TASK DATA Block Start

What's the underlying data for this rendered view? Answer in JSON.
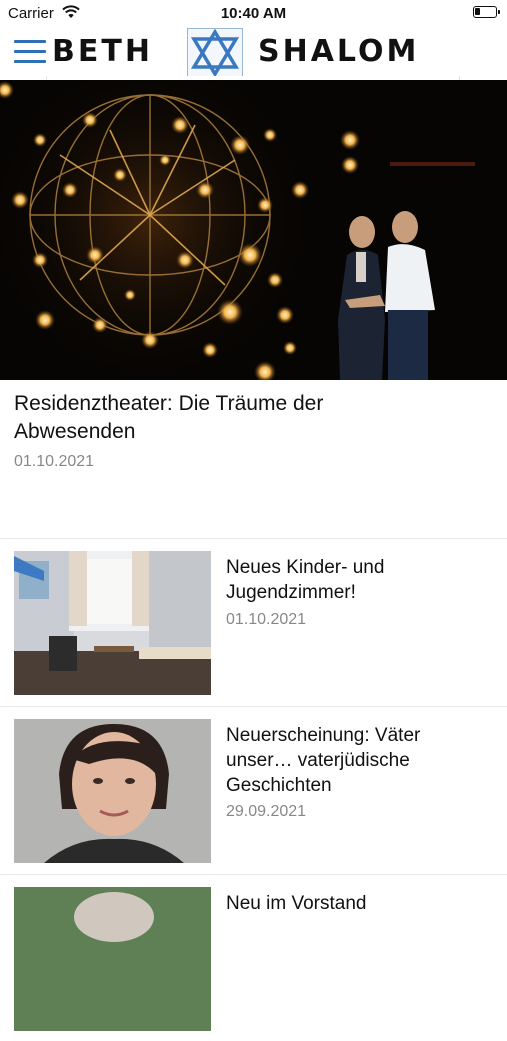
{
  "status_bar": {
    "carrier": "Carrier",
    "time": "10:40 AM"
  },
  "header": {
    "logo_left": "BETH",
    "logo_right": "SHALOM",
    "menu_icon": "hamburger-icon",
    "brand_color": "#2f6fb5"
  },
  "hero": {
    "title": "Residenztheater: Die Träume der Abwesenden",
    "date": "01.10.2021"
  },
  "articles": [
    {
      "title": "Neues Kinder- und Jugendzimmer!",
      "date": "01.10.2021"
    },
    {
      "title": "Neuerscheinung: Väter unser… vaterjüdische Geschichten",
      "date": "29.09.2021"
    },
    {
      "title": "Neu im Vorstand",
      "date": ""
    }
  ]
}
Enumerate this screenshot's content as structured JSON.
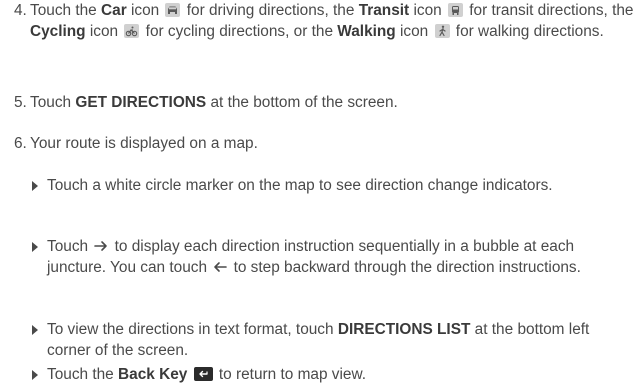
{
  "steps": [
    {
      "number": "4.",
      "t1": "Touch the ",
      "car": "Car",
      "t2": " icon ",
      "t3": " for driving directions, the ",
      "transit": "Transit",
      "t4": " icon ",
      "t5": " for transit directions, the ",
      "cycling": "Cycling",
      "t6": " icon ",
      "t7": " for cycling directions, or the ",
      "walking": "Walking",
      "t8": " icon ",
      "t9": " for walking directions."
    },
    {
      "number": "5.",
      "t1": "Touch ",
      "get_directions": "GET DIRECTIONS",
      "t2": " at the bottom of the screen."
    },
    {
      "number": "6.",
      "t1": "Your route is displayed on a map."
    }
  ],
  "bullets": [
    {
      "t1": "Touch a white circle marker on the map to see direction change indicators."
    },
    {
      "t1": "Touch ",
      "t2": " to display each direction instruction sequentially in a bubble at each juncture. You can touch ",
      "t3": " to step backward through the direction instructions."
    },
    {
      "t1": "To view the directions in text format, touch ",
      "directions_list": "DIRECTIONS LIST",
      "t2": " at the bottom left corner of the screen."
    },
    {
      "t1": "Touch the ",
      "back_key": "Back Key",
      "t2": " ",
      "t3": " to return to map view."
    }
  ],
  "icons": {
    "car": "car-icon",
    "transit": "transit-icon",
    "cycling": "cycling-icon",
    "walking": "walking-icon",
    "forward": "arrow-right-icon",
    "backward": "arrow-left-icon",
    "back_key": "back-key-icon"
  },
  "colors": {
    "text": "#4a4a4a",
    "icon_bg": "#d0d0d0",
    "back_key_bg": "#2b2b2b"
  }
}
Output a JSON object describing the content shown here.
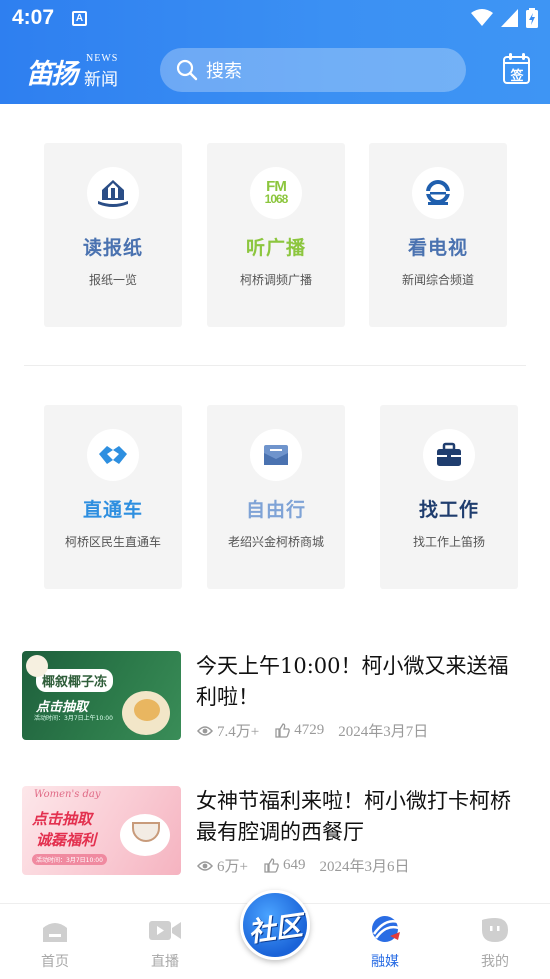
{
  "status_bar": {
    "time": "4:07",
    "notification_letter": "A"
  },
  "header": {
    "logo_text": "笛扬",
    "logo_news": "NEWS",
    "logo_news_cn": "新闻",
    "search_placeholder": "搜索",
    "sign_label": "签"
  },
  "tiles": [
    {
      "title": "读报纸",
      "subtitle": "报纸一览",
      "color": "#4a72b0",
      "icon": "newspaper-icon"
    },
    {
      "title": "听广播",
      "subtitle": "柯桥调频广播",
      "color": "#8cc63e",
      "icon": "fm-radio-icon",
      "icon_text": "FM",
      "icon_text2": "1068"
    },
    {
      "title": "看电视",
      "subtitle": "新闻综合频道",
      "color": "#4a72b0",
      "icon": "tv-icon"
    },
    {
      "title": "直通车",
      "subtitle": "柯桥区民生直通车",
      "color": "#2e8fe0",
      "icon": "handshake-icon"
    },
    {
      "title": "自由行",
      "subtitle": "老绍兴金柯桥商城",
      "color": "#7fa3d6",
      "icon": "mail-icon"
    },
    {
      "title": "找工作",
      "subtitle": "找工作上笛扬",
      "color": "#2a4d86",
      "icon": "briefcase-icon"
    }
  ],
  "articles": [
    {
      "title": "今天上午10:00！柯小微又来送福利啦！",
      "views": "7.4万+",
      "likes": "4729",
      "date": "2024年3月7日",
      "thumb_text": "椰叙椰子冻",
      "thumb_sub": "点击抽取",
      "thumb_small": "活动时间：3月7日上午10:00"
    },
    {
      "title": "女神节福利来啦！柯小微打卡柯桥最有腔调的西餐厅",
      "views": "6万+",
      "likes": "649",
      "date": "2024年3月6日",
      "thumb_text": "点击抽取",
      "thumb_sub": "诚磊福利",
      "thumb_small": "活动时间：3月7日10:00",
      "thumb_script": "Women's day"
    }
  ],
  "bottom_nav": [
    {
      "label": "首页",
      "icon": "home-icon",
      "active": false
    },
    {
      "label": "直播",
      "icon": "video-camera-icon",
      "active": false
    },
    {
      "label": "融媒",
      "icon": "rongmei-icon",
      "active": true
    },
    {
      "label": "我的",
      "icon": "profile-icon",
      "active": false
    }
  ],
  "community_label": "社区",
  "colors": {
    "header": "#3b8ef3",
    "accent": "#2a6de4",
    "tile_bg": "#f4f4f4"
  }
}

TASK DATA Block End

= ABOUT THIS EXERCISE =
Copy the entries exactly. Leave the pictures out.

= RESULT OF THE TASK =
What's the underlying data for this rendered view? Answer in JSON.
{
  "status_bar": {
    "carrier": "Carrier",
    "time": "10:40 AM"
  },
  "header": {
    "logo_left": "BETH",
    "logo_right": "SHALOM",
    "menu_icon": "hamburger-icon",
    "brand_color": "#2f6fb5"
  },
  "hero": {
    "title": "Residenztheater: Die Träume der Abwesenden",
    "date": "01.10.2021"
  },
  "articles": [
    {
      "title": "Neues Kinder- und Jugendzimmer!",
      "date": "01.10.2021"
    },
    {
      "title": "Neuerscheinung: Väter unser… vaterjüdische Geschichten",
      "date": "29.09.2021"
    },
    {
      "title": "Neu im Vorstand",
      "date": ""
    }
  ]
}
Enumerate this screenshot's content as structured JSON.
{
  "steps": [
    {
      "number": "4.",
      "t1": "Touch the ",
      "car": "Car",
      "t2": " icon ",
      "t3": " for driving directions, the ",
      "transit": "Transit",
      "t4": " icon ",
      "t5": " for transit directions, the ",
      "cycling": "Cycling",
      "t6": " icon ",
      "t7": " for cycling directions, or the ",
      "walking": "Walking",
      "t8": " icon ",
      "t9": " for walking directions."
    },
    {
      "number": "5.",
      "t1": "Touch ",
      "get_directions": "GET DIRECTIONS",
      "t2": " at the bottom of the screen."
    },
    {
      "number": "6.",
      "t1": "Your route is displayed on a map."
    }
  ],
  "bullets": [
    {
      "t1": "Touch a white circle marker on the map to see direction change indicators."
    },
    {
      "t1": "Touch ",
      "t2": " to display each direction instruction sequentially in a bubble at each juncture. You can touch ",
      "t3": " to step backward through the direction instructions."
    },
    {
      "t1": "To view the directions in text format, touch ",
      "directions_list": "DIRECTIONS LIST",
      "t2": " at the bottom left corner of the screen."
    },
    {
      "t1": "Touch the ",
      "back_key": "Back Key",
      "t2": " ",
      "t3": " to return to map view."
    }
  ],
  "icons": {
    "car": "car-icon",
    "transit": "transit-icon",
    "cycling": "cycling-icon",
    "walking": "walking-icon",
    "forward": "arrow-right-icon",
    "backward": "arrow-left-icon",
    "back_key": "back-key-icon"
  },
  "colors": {
    "text": "#4a4a4a",
    "icon_bg": "#d0d0d0",
    "back_key_bg": "#2b2b2b"
  }
}
Output a JSON object describing the content shown here.
{
  "status_bar": {
    "time": "4:07",
    "notification_letter": "A"
  },
  "header": {
    "logo_text": "笛扬",
    "logo_news": "NEWS",
    "logo_news_cn": "新闻",
    "search_placeholder": "搜索",
    "sign_label": "签"
  },
  "tiles": [
    {
      "title": "读报纸",
      "subtitle": "报纸一览",
      "color": "#4a72b0",
      "icon": "newspaper-icon"
    },
    {
      "title": "听广播",
      "subtitle": "柯桥调频广播",
      "color": "#8cc63e",
      "icon": "fm-radio-icon",
      "icon_text": "FM",
      "icon_text2": "1068"
    },
    {
      "title": "看电视",
      "subtitle": "新闻综合频道",
      "color": "#4a72b0",
      "icon": "tv-icon"
    },
    {
      "title": "直通车",
      "subtitle": "柯桥区民生直通车",
      "color": "#2e8fe0",
      "icon": "handshake-icon"
    },
    {
      "title": "自由行",
      "subtitle": "老绍兴金柯桥商城",
      "color": "#7fa3d6",
      "icon": "mail-icon"
    },
    {
      "title": "找工作",
      "subtitle": "找工作上笛扬",
      "color": "#2a4d86",
      "icon": "briefcase-icon"
    }
  ],
  "articles": [
    {
      "title": "今天上午10:00！柯小微又来送福利啦！",
      "views": "7.4万+",
      "likes": "4729",
      "date": "2024年3月7日",
      "thumb_text": "椰叙椰子冻",
      "thumb_sub": "点击抽取",
      "thumb_small": "活动时间：3月7日上午10:00"
    },
    {
      "title": "女神节福利来啦！柯小微打卡柯桥最有腔调的西餐厅",
      "views": "6万+",
      "likes": "649",
      "date": "2024年3月6日",
      "thumb_text": "点击抽取",
      "thumb_sub": "诚磊福利",
      "thumb_small": "活动时间：3月7日10:00",
      "thumb_script": "Women's day"
    }
  ],
  "bottom_nav": [
    {
      "label": "首页",
      "icon": "home-icon",
      "active": false
    },
    {
      "label": "直播",
      "icon": "video-camera-icon",
      "active": false
    },
    {
      "label": "融媒",
      "icon": "rongmei-icon",
      "active": true
    },
    {
      "label": "我的",
      "icon": "profile-icon",
      "active": false
    }
  ],
  "community_label": "社区",
  "colors": {
    "header": "#3b8ef3",
    "accent": "#2a6de4",
    "tile_bg": "#f4f4f4"
  }
}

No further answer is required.